Page 2

By Peter Galli  |  Posted 2003-05-29 Print this article Print

Lowry also questioned claims on Wednesday by SCOs McBride that Novell executives had not shown up for a meeting with SCO at which time SCO would have been willing to show them the actual violations in dispute. "That was the first I heard of that, and I have no knowledge of such an event," he said. A SCO spokesman would not immediately comment on SVRx and had not responded to eWEEK by print time.
This questioning of SCOs ownership of the copyright and patents to Unix System V comes just a day after Novell released a copy of a letter its CEO Jack Messman sent to SCO CEO Darl McBride, in which Messman pointed out that the asset purchase agreement entered into between Novell and SCO in 1995 did not transfer these rights to SCO. Novell also asked SCO to back up its assertion that certain Unix System V code has been copied into Linux.
"To Novells knowledge, the 1995 agreement governing SCOs purchase of Unix from Novell does not convey to SCO the associated copyrights. We believe it unlikely that SCO can demonstrate that it has any ownership interest whatsoever in those copyrights. Apparently you share this view, since over the last few months you have repeatedly asked Novell to transfer the copyrights to SCO, requests that Novell has rejected," Messman said in the letter. But SCO disputed these claims in a statement released on Wednesday.
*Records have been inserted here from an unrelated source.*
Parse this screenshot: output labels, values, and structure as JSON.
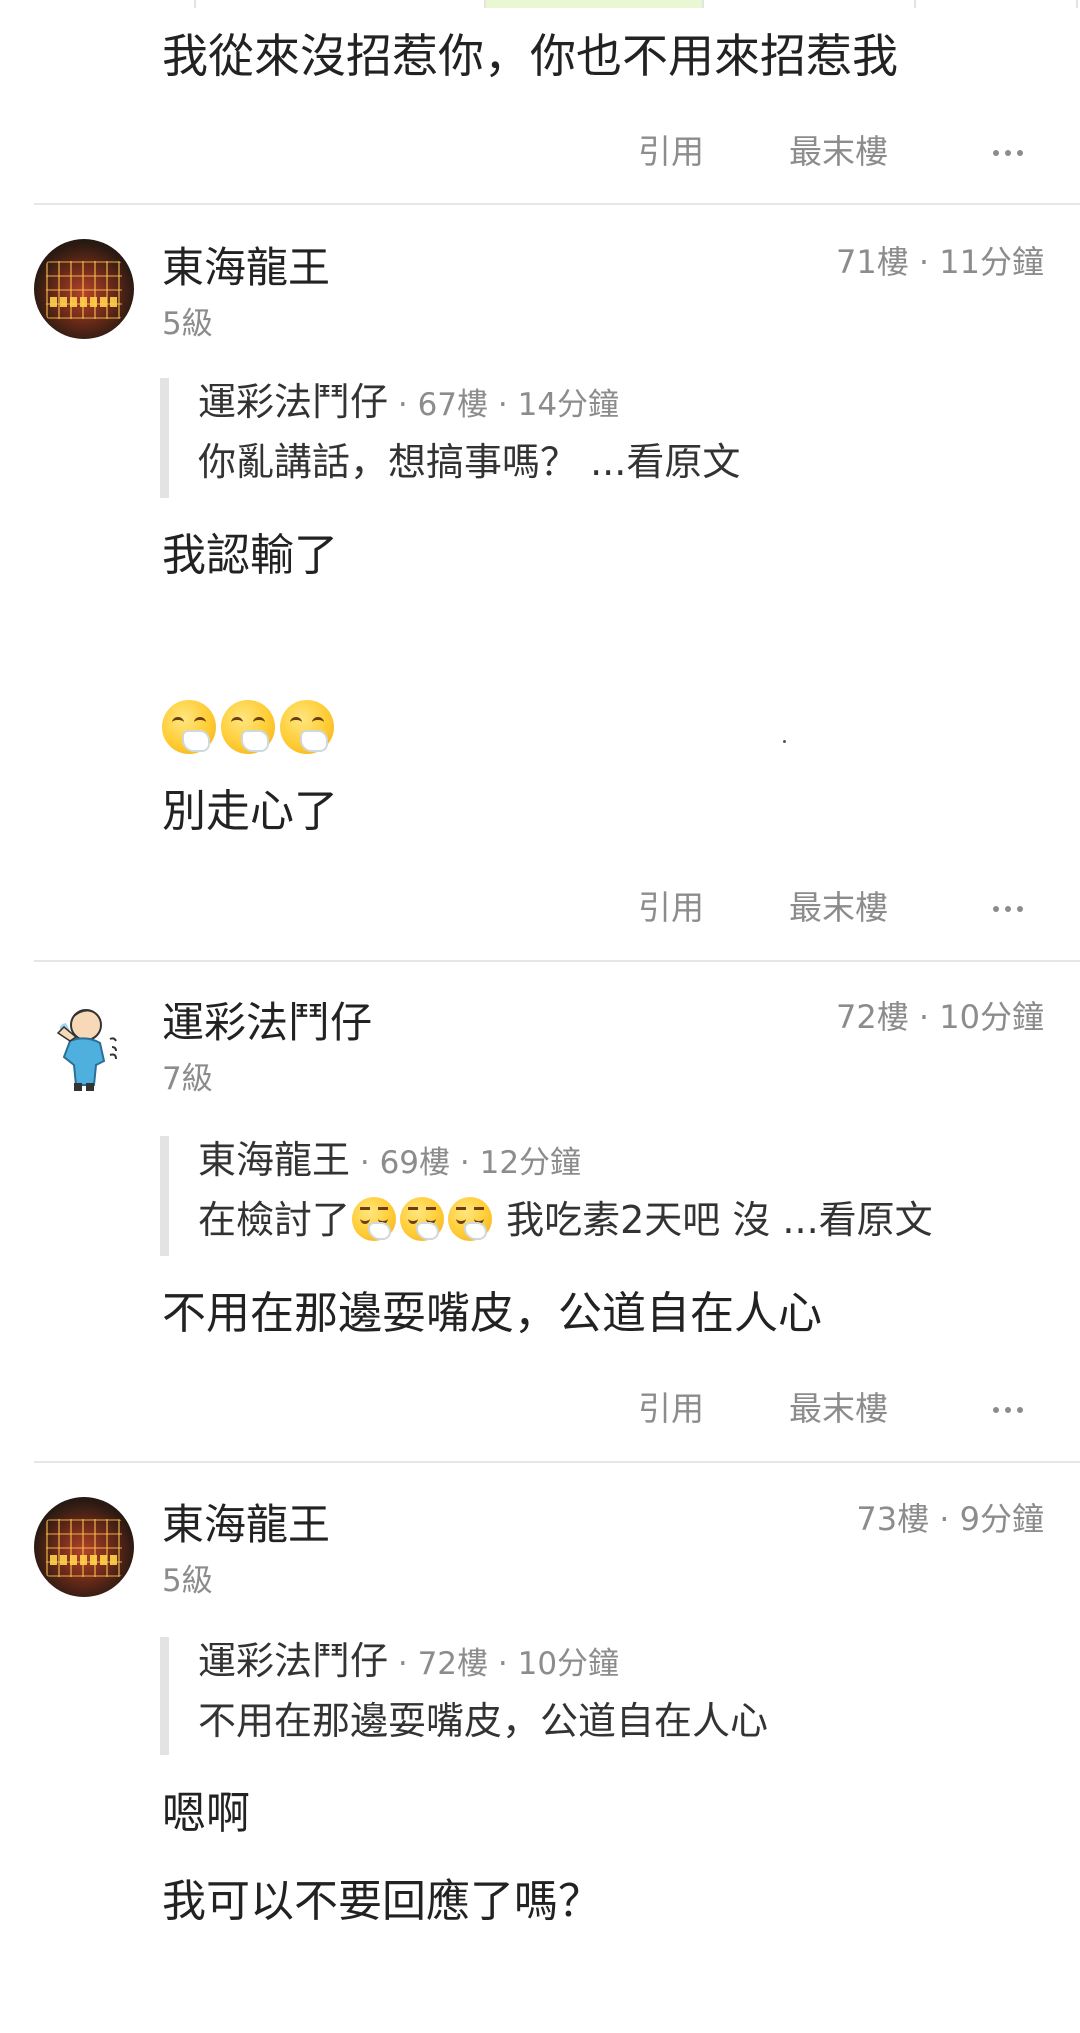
{
  "previous_post": {
    "content": "我從來沒招惹你，你也不用來招惹我",
    "actions": {
      "quote": "引用",
      "last_floor": "最末樓"
    }
  },
  "posts": [
    {
      "username": "東海龍王",
      "level": "5級",
      "floor": "71樓",
      "time": "11分鐘",
      "avatar": "dragon-slot-avatar",
      "quote": {
        "author": "運彩法鬥仔",
        "floor": "67樓",
        "time": "14分鐘",
        "text": "你亂講話，想搞事嗎？ ...看原文"
      },
      "content_lines": [
        "我認輸了",
        "別走心了"
      ],
      "emojis": [
        "sneezing-face-icon",
        "sneezing-face-icon",
        "sneezing-face-icon"
      ],
      "actions": {
        "quote": "引用",
        "last_floor": "最末樓"
      }
    },
    {
      "username": "運彩法鬥仔",
      "level": "7級",
      "floor": "72樓",
      "time": "10分鐘",
      "avatar": "cartoon-person-avatar",
      "quote": {
        "author": "東海龍王",
        "floor": "69樓",
        "time": "12分鐘",
        "text_before": "在檢討了",
        "text_after": " 我吃素2天吧 沒 ...看原文",
        "emojis": [
          "sad-sneezing-face-icon",
          "sad-sneezing-face-icon",
          "sad-sneezing-face-icon"
        ]
      },
      "content_lines": [
        "不用在那邊耍嘴皮，公道自在人心"
      ],
      "actions": {
        "quote": "引用",
        "last_floor": "最末樓"
      }
    },
    {
      "username": "東海龍王",
      "level": "5級",
      "floor": "73樓",
      "time": "9分鐘",
      "avatar": "dragon-slot-avatar",
      "quote": {
        "author": "運彩法鬥仔",
        "floor": "72樓",
        "time": "10分鐘",
        "text": "不用在那邊耍嘴皮，公道自在人心"
      },
      "content_lines": [
        "嗯啊",
        "我可以不要回應了嗎？"
      ]
    }
  ],
  "separator": " · ",
  "colors": {
    "text": "#222222",
    "muted": "#8c8c8c",
    "divider": "#e6e6e6",
    "quote_bar": "#e3e3e3",
    "active_tab": "#eaf7d3"
  }
}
The Lindon, Utah-based firm maintains that it owns the contract rights to the Unix operating system. "SCO has the contractual right to prevent improper donations of Unix code, methods or concepts into Linux by any Unix vendor. "Copyrights and patents are protection against strangers. Contracts are what you use against parties you have relationships with. From a legal standpoint, contracts end up being far stronger than anything you could do with copyrights. SCOs lawsuit against IBM does not involve patents or copyrights. SCOs complaint specifically alleges breach of contract, and SCO intends to protect and enforce all of the contracts that the company has with more than 6,000 licensees. "We formed SCOsource in January 2003 to enforce our Unix rights and we intend to aggressively continue in this successful path of operation," the company said. Richard Seibt, the CEO of leading Linux distributor SuSE Linux A.G. also weighed in on the controversy yesterday, telling eWEEK in an interview that "I have seen the contract, and it contains specific asset exclusions." Seibt also welcomed the contents of the Novell letter. "This is a very important development as I think we will see very soon who is right and who is wrong. They are talking about a public contract document between the two parties," he said.

Peter Galli has been a financial/technology reporter for 12 years at leading publications in South Africa, the UK and the US. He has been Investment Editor of South Africa's Business Day Newspaper, the sister publication of the Financial Times of London.

He was also Group Financial Communications Manager for First National Bank, the second largest banking group in South Africa before moving on to become Executive News Editor of Business Report, the largest daily financial newspaper in South Africa, owned by the global Independent Newspapers group.

He was responsible for a national reporting team of 20 based in four bureaus. He also edited and contributed to its weekly technology page, and launched a financial and technology radio service supplying daily news bulletins to the national broadcaster, the South African Broadcasting Corporation, which were then distributed to some 50 radio stations across the country.

He was then transferred to San Francisco as Business Report's U.S. Correspondent to cover Silicon Valley, trade and finance between the US, Europe and emerging markets like South Africa. After serving that role for more than two years, he joined eWeek as a Senior Editor, covering software platforms in August 2000.

He has comprehensively covered Microsoft and its Windows and .Net platforms, as well as the many legal challenges it has faced. He has also focused on Sun Microsystems and its Solaris operating environment, Java and Unix offerings. He covers developments in the open source community, particularly around the Linux kernel and the effects it will have on the enterprise.

He has written extensively about new products for the Linux and Unix platforms, the development of open standards and critically looked at the potential Linux has to offer an alternative operating system and platform to Windows, .Net and Unix-based solutions like Solaris.

His interviews with senior industry executives include Microsoft CEO Steve Ballmer, Linus Torvalds, the original developer of the Linux operating system, Sun CEO Scot McNealy, and Bill Zeitler, a senior vice president at IBM.

For numerous examples of his writing you can search under his name at the eWEEK Website at


Submit a Comment

Loading Comments...
Manage your Newsletters: Login   Register My Newsletters

Rocket Fuel